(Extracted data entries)
- Opening Delimiter -
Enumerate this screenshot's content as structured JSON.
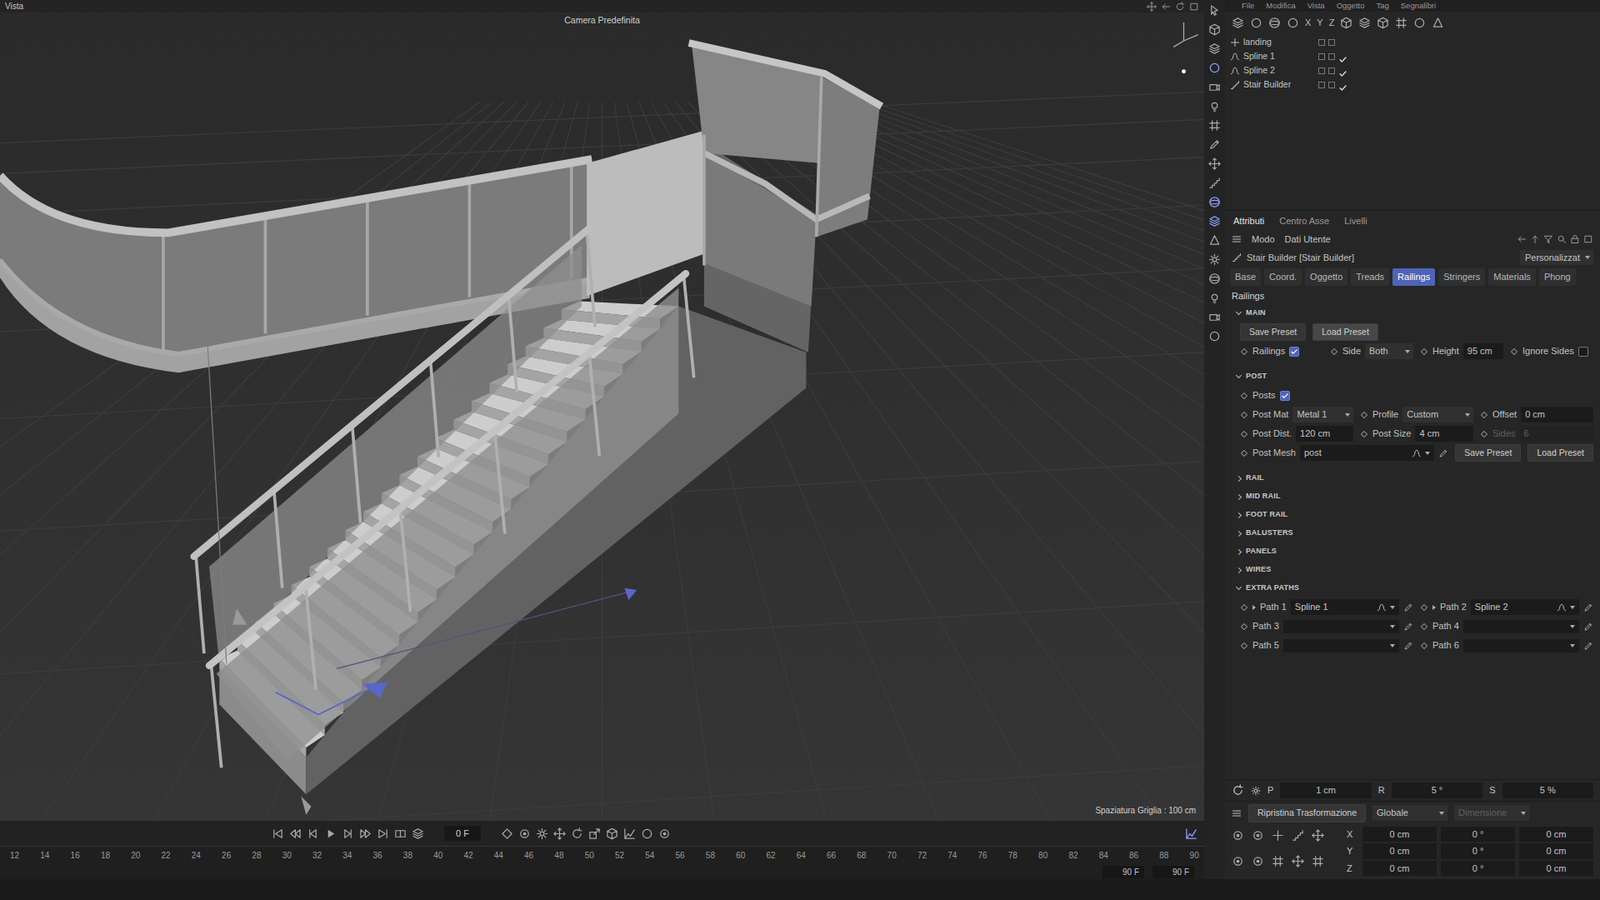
{
  "menu": [
    "File",
    "Modifica",
    "Vista",
    "Oggetto",
    "Tag",
    "Segnalibri"
  ],
  "viewport": {
    "menu": "Vista",
    "camera": "Camera Predefinita",
    "grid_spacing": "Spaziatura Griglia : 100 cm"
  },
  "timeline": {
    "frame": "0 F",
    "ticks": [
      "12",
      "14",
      "16",
      "18",
      "20",
      "22",
      "24",
      "26",
      "28",
      "30",
      "32",
      "34",
      "36",
      "38",
      "40",
      "42",
      "44",
      "46",
      "48",
      "50",
      "52",
      "54",
      "56",
      "58",
      "60",
      "62",
      "64",
      "66",
      "68",
      "70",
      "72",
      "74",
      "76",
      "78",
      "80",
      "82",
      "84",
      "86",
      "88",
      "90"
    ],
    "end_start": "90 F",
    "end_stop": "90 F"
  },
  "object_manager": {
    "axes": [
      "X",
      "Y",
      "Z"
    ],
    "objects": [
      {
        "name": "landing",
        "enabled": false
      },
      {
        "name": "Spline 1",
        "enabled": true
      },
      {
        "name": "Spline 2",
        "enabled": true
      },
      {
        "name": "Stair Builder",
        "enabled": true
      }
    ]
  },
  "attributes": {
    "tabs": [
      {
        "label": "Attributi",
        "selected": true
      },
      {
        "label": "Centro Asse",
        "selected": false
      },
      {
        "label": "Livelli",
        "selected": false
      }
    ],
    "menus": [
      "Modo",
      "Dati Utente"
    ],
    "object": "Stair Builder [Stair Builder]",
    "layout": "Personalizzat",
    "pages": [
      {
        "label": "Base",
        "selected": false
      },
      {
        "label": "Coord.",
        "selected": false
      },
      {
        "label": "Oggetto",
        "selected": false
      },
      {
        "label": "Treads",
        "selected": false
      },
      {
        "label": "Railings",
        "selected": true
      },
      {
        "label": "Stringers",
        "selected": false
      },
      {
        "label": "Materials",
        "selected": false
      },
      {
        "label": "Phong",
        "selected": false
      }
    ],
    "heading": "Railings",
    "sections": [
      {
        "title": "MAIN",
        "expanded": true,
        "rows": [
          [
            {
              "kind": "button",
              "label": "Save Preset"
            },
            {
              "kind": "button",
              "label": "Load Preset"
            }
          ],
          [
            {
              "kind": "check",
              "label": "Railings",
              "checked": true
            },
            {
              "kind": "select",
              "label": "Side",
              "value": "Both"
            },
            {
              "kind": "input",
              "label": "Height",
              "value": "95 cm",
              "disabled": false
            },
            {
              "kind": "check",
              "label": "Ignore Sides",
              "checked": false
            }
          ]
        ]
      },
      {
        "title": "POST",
        "expanded": true,
        "rows": [
          [
            {
              "kind": "check",
              "label": "Posts",
              "checked": true
            }
          ],
          [
            {
              "kind": "select",
              "label": "Post Mat",
              "value": "Metal 1"
            },
            {
              "kind": "select",
              "label": "Profile",
              "value": "Custom"
            },
            {
              "kind": "input",
              "label": "Offset",
              "value": "0 cm",
              "disabled": false
            }
          ],
          [
            {
              "kind": "input",
              "label": "Post Dist.",
              "value": "120 cm",
              "disabled": false
            },
            {
              "kind": "input",
              "label": "Post Size",
              "value": "4 cm",
              "disabled": false
            },
            {
              "kind": "input",
              "label": "Sides",
              "value": "6",
              "disabled": true
            }
          ],
          [
            {
              "kind": "link",
              "label": "Post Mesh",
              "value": "post",
              "expandable": false
            },
            {
              "kind": "button",
              "label": "Save Preset"
            },
            {
              "kind": "button",
              "label": "Load Preset"
            }
          ]
        ]
      },
      {
        "title": "RAIL",
        "expanded": false,
        "rows": []
      },
      {
        "title": "MID RAIL",
        "expanded": false,
        "rows": []
      },
      {
        "title": "FOOT RAIL",
        "expanded": false,
        "rows": []
      },
      {
        "title": "BALUSTERS",
        "expanded": false,
        "rows": []
      },
      {
        "title": "PANELS",
        "expanded": false,
        "rows": []
      },
      {
        "title": "WIRES",
        "expanded": false,
        "rows": []
      },
      {
        "title": "EXTRA PATHS",
        "expanded": true,
        "rows": [
          [
            {
              "kind": "link",
              "label": "Path 1",
              "value": "Spline 1",
              "expandable": true
            },
            {
              "kind": "link",
              "label": "Path 2",
              "value": "Spline 2",
              "expandable": true
            }
          ],
          [
            {
              "kind": "link",
              "label": "Path 3",
              "value": "",
              "expandable": false
            },
            {
              "kind": "link",
              "label": "Path 4",
              "value": "",
              "expandable": false
            }
          ],
          [
            {
              "kind": "link",
              "label": "Path 5",
              "value": "",
              "expandable": false
            },
            {
              "kind": "link",
              "label": "Path 6",
              "value": "",
              "expandable": false
            }
          ]
        ]
      }
    ]
  },
  "snap": {
    "p_label": "P",
    "p": "1 cm",
    "r_label": "R",
    "r": "5 °",
    "s_label": "S",
    "s": "5 %"
  },
  "coordinates": {
    "reset": "Ripristina Trasformazione",
    "space": "Globale",
    "mode": "Dimensione",
    "mode_disabled": true,
    "rows": [
      {
        "axis": "X",
        "pos": "0 cm",
        "rot": "0 °",
        "size": "0 cm"
      },
      {
        "axis": "Y",
        "pos": "0 cm",
        "rot": "0 °",
        "size": "0 cm"
      },
      {
        "axis": "Z",
        "pos": "0 cm",
        "rot": "0 °",
        "size": "0 cm"
      }
    ]
  }
}
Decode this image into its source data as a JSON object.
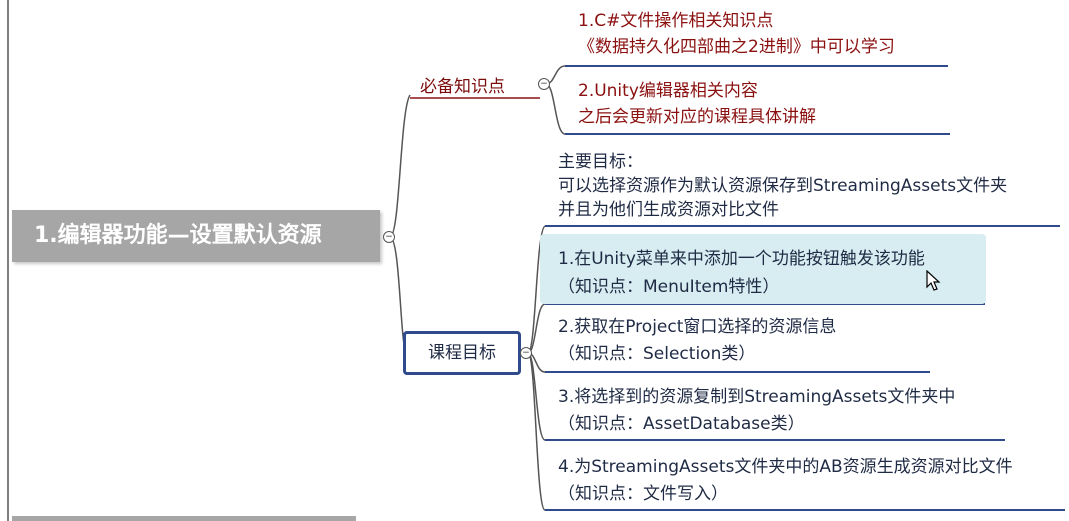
{
  "root": {
    "title": "1.编辑器功能—设置默认资源"
  },
  "prereq": {
    "label": "必备知识点",
    "items": [
      {
        "line1": "1.C#文件操作相关知识点",
        "line2": "《数据持久化四部曲之2进制》中可以学习"
      },
      {
        "line1": "2.Unity编辑器相关内容",
        "line2": "之后会更新对应的课程具体讲解"
      }
    ]
  },
  "goals": {
    "label": "课程目标",
    "main_goal": {
      "line1": "主要目标：",
      "line2": "可以选择资源作为默认资源保存到StreamingAssets文件夹",
      "line3": "并且为他们生成资源对比文件"
    },
    "items": [
      {
        "line1": "1.在Unity菜单来中添加一个功能按钮触发该功能",
        "line2": "（知识点：MenuItem特性）"
      },
      {
        "line1": "2.获取在Project窗口选择的资源信息",
        "line2": "（知识点：Selection类）"
      },
      {
        "line1": "3.将选择到的资源复制到StreamingAssets文件夹中",
        "line2": "（知识点：AssetDatabase类）"
      },
      {
        "line1": "4.为StreamingAssets文件夹中的AB资源生成资源对比文件",
        "line2": "（知识点：文件写入）"
      }
    ]
  },
  "colors": {
    "root_bg": "#a6a6a6",
    "prereq_text": "#8b1010",
    "goal_line": "#2f4b8c",
    "highlight": "#d7edf1"
  },
  "icons": [
    "collapse-minus-icon",
    "mouse-cursor-icon"
  ]
}
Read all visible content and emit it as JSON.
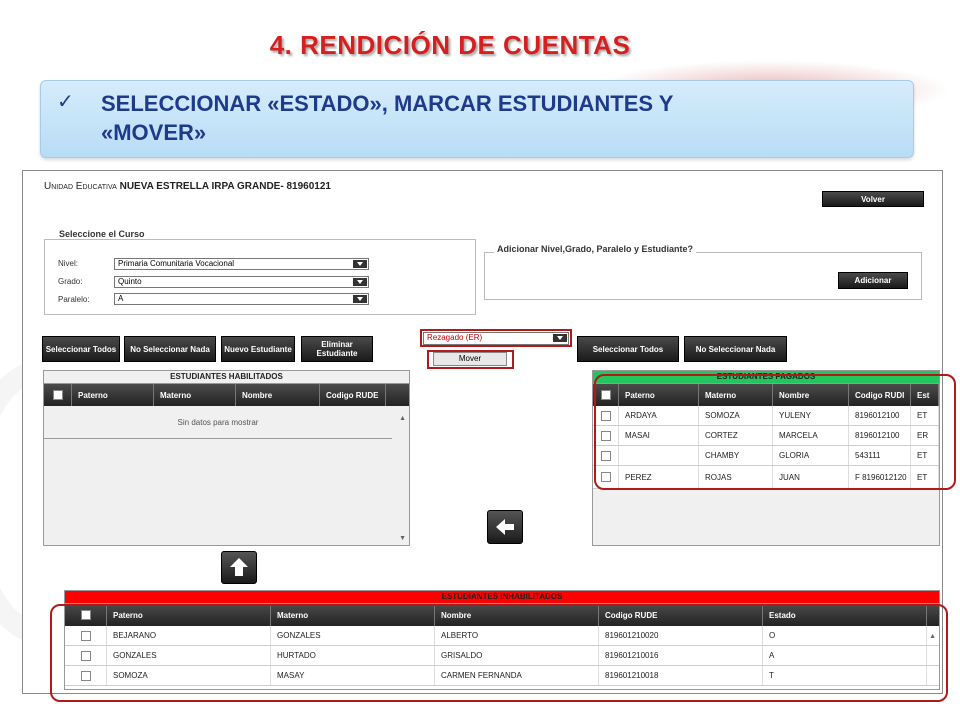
{
  "slide": {
    "title": "4. RENDICIÓN  DE CUENTAS",
    "banner_check": "✓",
    "banner_text_line1": "SELECCIONAR «ESTADO», MARCAR ESTUDIANTES Y",
    "banner_text_line2": "«MOVER»"
  },
  "app": {
    "school_prefix": "Unidad Educativa",
    "school_name": "NUEVA ESTRELLA IRPA GRANDE- 81960121",
    "volver_label": "Volver",
    "course_legend": "Seleccione el Curso",
    "nivel_label": "Nivel:",
    "nivel_value": "Primaria Comunitaria Vocacional",
    "grado_label": "Grado:",
    "grado_value": "Quinto",
    "paralelo_label": "Paralelo:",
    "paralelo_value": "A",
    "add_legend": "Adicionar Nivel,Grado, Paralelo y Estudiante?",
    "adicionar_label": "Adicionar",
    "btn_select_all": "Seleccionar Todos",
    "btn_select_none": "No Seleccionar Nada",
    "btn_new_student": "Nuevo Estudiante",
    "btn_delete_student": "Eliminar Estudiante",
    "estado_value": "Rezagado (ER)",
    "mover_label": "Mover",
    "btn_select_all_2": "Seleccionar Todos",
    "btn_select_none_2": "No Seleccionar Nada"
  },
  "habilitados": {
    "title": "ESTUDIANTES HABILITADOS",
    "columns": [
      "Paterno",
      "Materno",
      "Nombre",
      "Codigo RUDE"
    ],
    "empty_text": "Sin datos para mostrar"
  },
  "pagados": {
    "title": "ESTUDIANTES PAGADOS",
    "columns": [
      "Paterno",
      "Materno",
      "Nombre",
      "Codigo RUDI",
      "Est"
    ],
    "rows": [
      {
        "paterno": "ARDAYA",
        "materno": "SOMOZA",
        "nombre": "YULENY",
        "rude": "8196012100",
        "est": "ET"
      },
      {
        "paterno": "MASAI",
        "materno": "CORTEZ",
        "nombre": "MARCELA",
        "rude": "8196012100",
        "est": "ER"
      },
      {
        "paterno": "",
        "materno": "CHAMBY",
        "nombre": "GLORIA",
        "rude": "543111",
        "est": "ET"
      },
      {
        "paterno": "PEREZ",
        "materno": "ROJAS",
        "nombre": "JUAN",
        "rude": "F 8196012120",
        "est": "ET"
      }
    ]
  },
  "inhabilitados": {
    "title": "ESTUDIANTES INHABILITADOS",
    "columns": [
      "Paterno",
      "Materno",
      "Nombre",
      "Codigo RUDE",
      "Estado"
    ],
    "rows": [
      {
        "paterno": "BEJARANO",
        "materno": "GONZALES",
        "nombre": "ALBERTO",
        "rude": "819601210020",
        "estado": "O"
      },
      {
        "paterno": "GONZALES",
        "materno": "HURTADO",
        "nombre": "GRISALDO",
        "rude": "819601210016",
        "estado": "A"
      },
      {
        "paterno": "SOMOZA",
        "materno": "MASAY",
        "nombre": "CARMEN FERNANDA",
        "rude": "819601210018",
        "estado": "T"
      }
    ]
  },
  "colors": {
    "title_red": "#d62020",
    "banner_blue": "#c6e4f8",
    "banner_text": "#1e3a8a",
    "pagados_green": "#22c55e",
    "inhabilitados_red": "#ff0000",
    "highlight_outline": "#b11a1a"
  },
  "icons": {
    "arrow_left": "arrow-left-icon",
    "arrow_up": "arrow-up-icon"
  }
}
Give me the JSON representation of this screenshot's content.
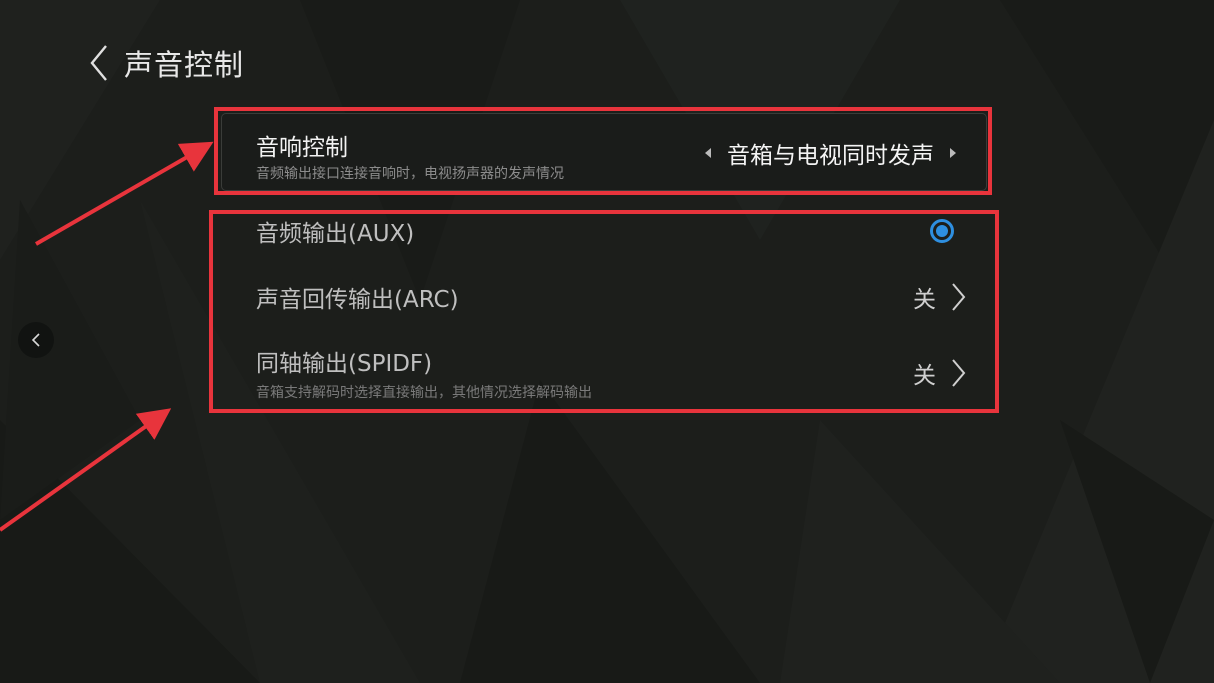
{
  "header": {
    "title": "声音控制"
  },
  "focused_item": {
    "title": "音响控制",
    "description": "音频输出接口连接音响时，电视扬声器的发声情况",
    "value": "音箱与电视同时发声"
  },
  "options": [
    {
      "label": "音频输出(AUX)",
      "subtitle": "",
      "control": "radio",
      "selected": true
    },
    {
      "label": "声音回传输出(ARC)",
      "subtitle": "",
      "control": "link",
      "state": "关"
    },
    {
      "label": "同轴输出(SPIDF)",
      "subtitle": "音箱支持解码时选择直接输出，其他情况选择解码输出",
      "control": "link",
      "state": "关"
    }
  ],
  "colors": {
    "accent": "#2e8fe0",
    "annotation": "#e8343c",
    "background": "#1c1e1b"
  },
  "icons": {
    "back": "chevron-left-icon",
    "side_nav": "chevron-left-icon",
    "row_arrow": "chevron-right-icon",
    "selector_left": "triangle-left-icon",
    "selector_right": "triangle-right-icon"
  }
}
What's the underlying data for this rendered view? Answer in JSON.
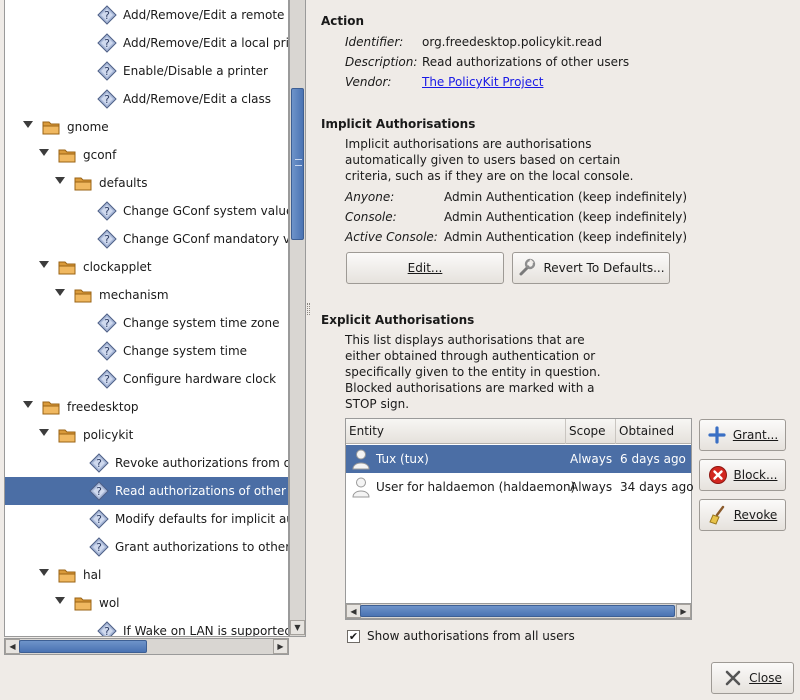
{
  "tree": {
    "items": [
      {
        "label": "Add/Remove/Edit a remote pr",
        "kind": "action"
      },
      {
        "label": "Add/Remove/Edit a local print",
        "kind": "action"
      },
      {
        "label": "Enable/Disable a printer",
        "kind": "action"
      },
      {
        "label": "Add/Remove/Edit a class",
        "kind": "action"
      },
      {
        "label": "gnome",
        "kind": "folder"
      },
      {
        "label": "gconf",
        "kind": "folder"
      },
      {
        "label": "defaults",
        "kind": "folder"
      },
      {
        "label": "Change GConf system values",
        "kind": "action"
      },
      {
        "label": "Change GConf mandatory valu",
        "kind": "action"
      },
      {
        "label": "clockapplet",
        "kind": "folder"
      },
      {
        "label": "mechanism",
        "kind": "folder"
      },
      {
        "label": "Change system time zone",
        "kind": "action"
      },
      {
        "label": "Change system time",
        "kind": "action"
      },
      {
        "label": "Configure hardware clock",
        "kind": "action"
      },
      {
        "label": "freedesktop",
        "kind": "folder"
      },
      {
        "label": "policykit",
        "kind": "folder"
      },
      {
        "label": "Revoke authorizations from othe",
        "kind": "action"
      },
      {
        "label": "Read authorizations of other use",
        "kind": "action",
        "selected": true
      },
      {
        "label": "Modify defaults for implicit autho",
        "kind": "action"
      },
      {
        "label": "Grant authorizations to other use",
        "kind": "action"
      },
      {
        "label": "hal",
        "kind": "folder"
      },
      {
        "label": "wol",
        "kind": "folder"
      },
      {
        "label": "If Wake on LAN is supported",
        "kind": "action"
      }
    ]
  },
  "action": {
    "title": "Action",
    "identifier_key": "Identifier:",
    "identifier": "org.freedesktop.policykit.read",
    "description_key": "Description:",
    "description": "Read authorizations of other users",
    "vendor_key": "Vendor:",
    "vendor": "The PolicyKit Project"
  },
  "implicit": {
    "title": "Implicit Authorisations",
    "desc_lines": [
      "Implicit authorisations are authorisations",
      "automatically given to users based on certain",
      "criteria, such as if they are on the local console."
    ],
    "anyone_key": "Anyone:",
    "anyone": "Admin Authentication (keep indefinitely)",
    "console_key": "Console:",
    "console": "Admin Authentication (keep indefinitely)",
    "active_key": "Active Console:",
    "active": "Admin Authentication (keep indefinitely)",
    "edit_label": "Edit...",
    "revert_label": "Revert To Defaults..."
  },
  "explicit": {
    "title": "Explicit Authorisations",
    "desc_lines": [
      "This list displays authorisations that are",
      "either obtained through authentication or",
      "specifically given to the entity in question.",
      "Blocked authorisations are marked with a",
      "STOP sign."
    ],
    "columns": [
      "Entity",
      "Scope",
      "Obtained"
    ],
    "rows": [
      {
        "entity": "Tux (tux)",
        "scope": "Always",
        "obtained": "6 days ago",
        "selected": true
      },
      {
        "entity": "User for haldaemon (haldaemon)",
        "scope": "Always",
        "obtained": "34 days ago"
      }
    ],
    "grant_label": "Grant...",
    "block_label": "Block...",
    "revoke_label": "Revoke",
    "show_all_label": "Show authorisations from all users",
    "show_all_checked": true
  },
  "close_label": "Close",
  "colors": {
    "selection": "#4b6ea5",
    "window_bg": "#efebe7",
    "link": "#1a1ae6"
  }
}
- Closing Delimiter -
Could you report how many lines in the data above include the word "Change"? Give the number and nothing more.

4